First, here’s what Bob Holly recounts about The New Midnight Express in his book The Hardcore Truth.
Bob Holly: The WWF had something of an internal NWA faction and they were using the original Rock ’n’ Roll Express against them, so I guess management figured they’d bring in The Midnight Express. While The Rock ’n’ Roll Express was still running, The Midnight Express had stopped a long time ago so they just took a couple of guys who weren’t doing anything else, who turned out to be me and Bart Gunn, and called us The New Midnight Express.
Their entire management of us consisted of them giving us some video tapes of the original Express and saying “Be like Dennis and Bobby”. Nobody can. Those two formed one of the greatest tag teams of all time. Throwing Bart and me together and hoping we’d immediately develop what Dennis Condrey and Bobby Eaton took years to get was plain stupid. We had new tights with “M E” on them, Jim Cornette as our manager just like the original Express, and new names to go with the gimmick. I knew it wasn’t going to work.
Second, here’s what was said about LOD 2000 on Road Warriors: The Life and Death of the Most Dominant Tag-Team in Wrestling History.
Jim Ross: They hadn’t burn a bridge here to the level of you can’t go rebuild it and cross it again. The company has brought back all kinds of wrestlers that let under less than advantageous circumstances.
Animal: I think it was no secret why we left and I think they were trying to forget all that and put a different frame on that and a new twist. That’s why they put Sunny with us. It had to be WWE because it was the only way it was gonna get that reaction that we needed to be The Legion of Doom, The Road Warriors.
Jerry Lawler: It was just an attempt by these guys, which everybody has to try to do, to stay current. To reinvent themselves for the new, younger fanbase.
Animal: I had a friend of mine who airbrushes all the helmets for goalies in the NHL, so he did our shoulder pads that way for the LOD 2000 and did our masks and everybody liked them but Hawk didn’t like the mask. Marketing, they loved them. They made action figures with them and they sold like crazy and they were cool but he didn’t like them so he threw it out in the crowd one day and some fan got it somewhere around the country somewhere. But that’s just the way Mike was. He didn’t like it, he got rid of it.

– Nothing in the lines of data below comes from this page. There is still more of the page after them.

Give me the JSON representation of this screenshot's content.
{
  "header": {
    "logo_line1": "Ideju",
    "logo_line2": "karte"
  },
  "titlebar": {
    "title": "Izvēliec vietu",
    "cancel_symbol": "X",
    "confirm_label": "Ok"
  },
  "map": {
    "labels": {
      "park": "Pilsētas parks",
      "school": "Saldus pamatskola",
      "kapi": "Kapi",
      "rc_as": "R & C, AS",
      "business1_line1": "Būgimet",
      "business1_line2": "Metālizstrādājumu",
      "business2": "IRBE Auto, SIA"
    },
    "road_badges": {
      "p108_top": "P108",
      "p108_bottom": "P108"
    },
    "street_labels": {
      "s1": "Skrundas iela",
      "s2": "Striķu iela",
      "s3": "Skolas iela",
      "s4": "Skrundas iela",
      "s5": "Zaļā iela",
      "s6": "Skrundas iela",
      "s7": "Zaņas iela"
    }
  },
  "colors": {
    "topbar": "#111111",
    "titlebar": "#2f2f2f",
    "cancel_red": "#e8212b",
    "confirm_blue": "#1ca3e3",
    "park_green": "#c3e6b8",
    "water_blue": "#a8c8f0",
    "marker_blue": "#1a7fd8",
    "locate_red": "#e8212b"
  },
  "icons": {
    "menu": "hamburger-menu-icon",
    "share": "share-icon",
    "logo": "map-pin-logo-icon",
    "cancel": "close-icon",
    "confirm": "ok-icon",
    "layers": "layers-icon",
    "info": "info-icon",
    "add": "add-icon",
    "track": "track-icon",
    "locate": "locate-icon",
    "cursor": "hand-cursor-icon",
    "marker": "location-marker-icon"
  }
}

The post "Wrestling Observer Rewind ★ Apr. 6, 1998" is originally published at Squared Circle. Go to the original post by clicking here.